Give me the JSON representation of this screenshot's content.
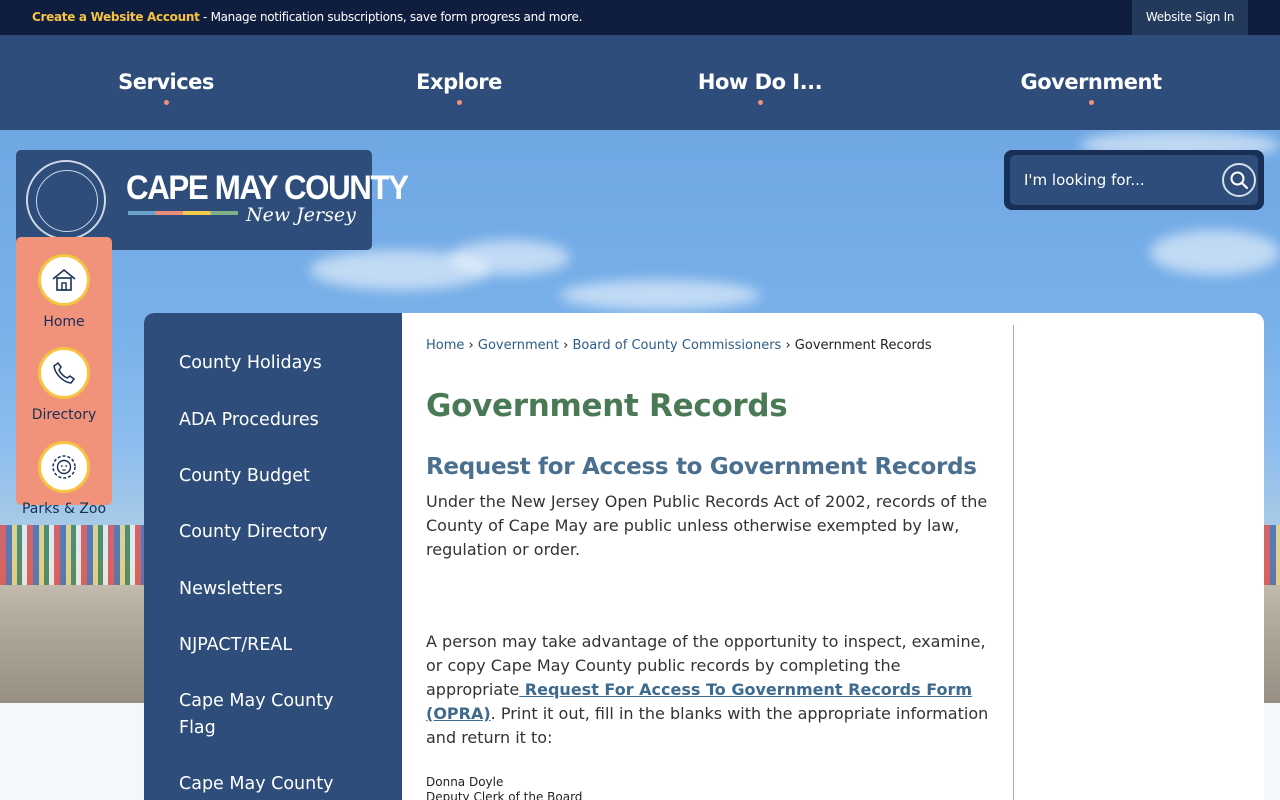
{
  "topbar": {
    "account_link": "Create a Website Account",
    "account_text": " - Manage notification subscriptions, save form progress and more.",
    "signin": "Website Sign In"
  },
  "nav": {
    "items": [
      {
        "label": "Services"
      },
      {
        "label": "Explore"
      },
      {
        "label": "How Do I..."
      },
      {
        "label": "Government"
      }
    ]
  },
  "logo": {
    "name": "CAPE MAY COUNTY",
    "state": "New Jersey"
  },
  "search": {
    "placeholder": "I'm looking for..."
  },
  "quick_links": [
    {
      "label": "Home",
      "icon": "house-icon"
    },
    {
      "label": "Directory",
      "icon": "phone-icon"
    },
    {
      "label": "Parks & Zoo",
      "icon": "lion-icon"
    }
  ],
  "sidenav": {
    "items": [
      "County Holidays",
      "ADA Procedures",
      "County Budget",
      "County Directory",
      "Newsletters",
      "NJPACT/REAL",
      "Cape May County Flag",
      "Cape May County"
    ]
  },
  "breadcrumb": {
    "items": [
      "Home",
      "Government",
      "Board of County Commissioners"
    ],
    "current": "Government Records",
    "separator": "›"
  },
  "page": {
    "title": "Government Records",
    "subtitle": "Request for Access to Government Records",
    "para1": "Under the New Jersey Open Public Records Act of 2002, records of the County of Cape May are public unless otherwise exempted by law, regulation or order.",
    "para2_before": "A person may take advantage of the opportunity to inspect, examine, or copy Cape May County public records by completing the appropriate",
    "para2_link": " Request For Access To Government Records Form (OPRA)",
    "para2_after": ". Print it out, fill in the blanks with the appropriate information and return it to:",
    "contact_name": "Donna Doyle",
    "contact_title": "Deputy Clerk of the Board"
  },
  "colors": {
    "topbar": "#0f1d3f",
    "nav": "#2e4d7a",
    "accent": "#f0937a",
    "title_green": "#4a7a55",
    "subtitle_blue": "#4a6f8f"
  }
}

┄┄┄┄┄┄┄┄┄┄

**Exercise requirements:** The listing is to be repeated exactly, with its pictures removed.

**Result below:**
Give me the JSON representation of this screenshot's content.
{
  "topbar": {
    "account_link": "Create a Website Account",
    "account_text": " - Manage notification subscriptions, save form progress and more.",
    "signin": "Website Sign In"
  },
  "nav": {
    "items": [
      {
        "label": "Services"
      },
      {
        "label": "Explore"
      },
      {
        "label": "How Do I..."
      },
      {
        "label": "Government"
      }
    ]
  },
  "logo": {
    "name": "CAPE MAY COUNTY",
    "state": "New Jersey"
  },
  "search": {
    "placeholder": "I'm looking for..."
  },
  "quick_links": [
    {
      "label": "Home",
      "icon": "house-icon"
    },
    {
      "label": "Directory",
      "icon": "phone-icon"
    },
    {
      "label": "Parks & Zoo",
      "icon": "lion-icon"
    }
  ],
  "sidenav": {
    "items": [
      "County Holidays",
      "ADA Procedures",
      "County Budget",
      "County Directory",
      "Newsletters",
      "NJPACT/REAL",
      "Cape May County Flag",
      "Cape May County"
    ]
  },
  "breadcrumb": {
    "items": [
      "Home",
      "Government",
      "Board of County Commissioners"
    ],
    "current": "Government Records",
    "separator": "›"
  },
  "page": {
    "title": "Government Records",
    "subtitle": "Request for Access to Government Records",
    "para1": "Under the New Jersey Open Public Records Act of 2002, records of the County of Cape May are public unless otherwise exempted by law, regulation or order.",
    "para2_before": "A person may take advantage of the opportunity to inspect, examine, or copy Cape May County public records by completing the appropriate",
    "para2_link": " Request For Access To Government Records Form (OPRA)",
    "para2_after": ". Print it out, fill in the blanks with the appropriate information and return it to:",
    "contact_name": "Donna Doyle",
    "contact_title": "Deputy Clerk of the Board"
  },
  "colors": {
    "topbar": "#0f1d3f",
    "nav": "#2e4d7a",
    "accent": "#f0937a",
    "title_green": "#4a7a55",
    "subtitle_blue": "#4a6f8f"
  }
}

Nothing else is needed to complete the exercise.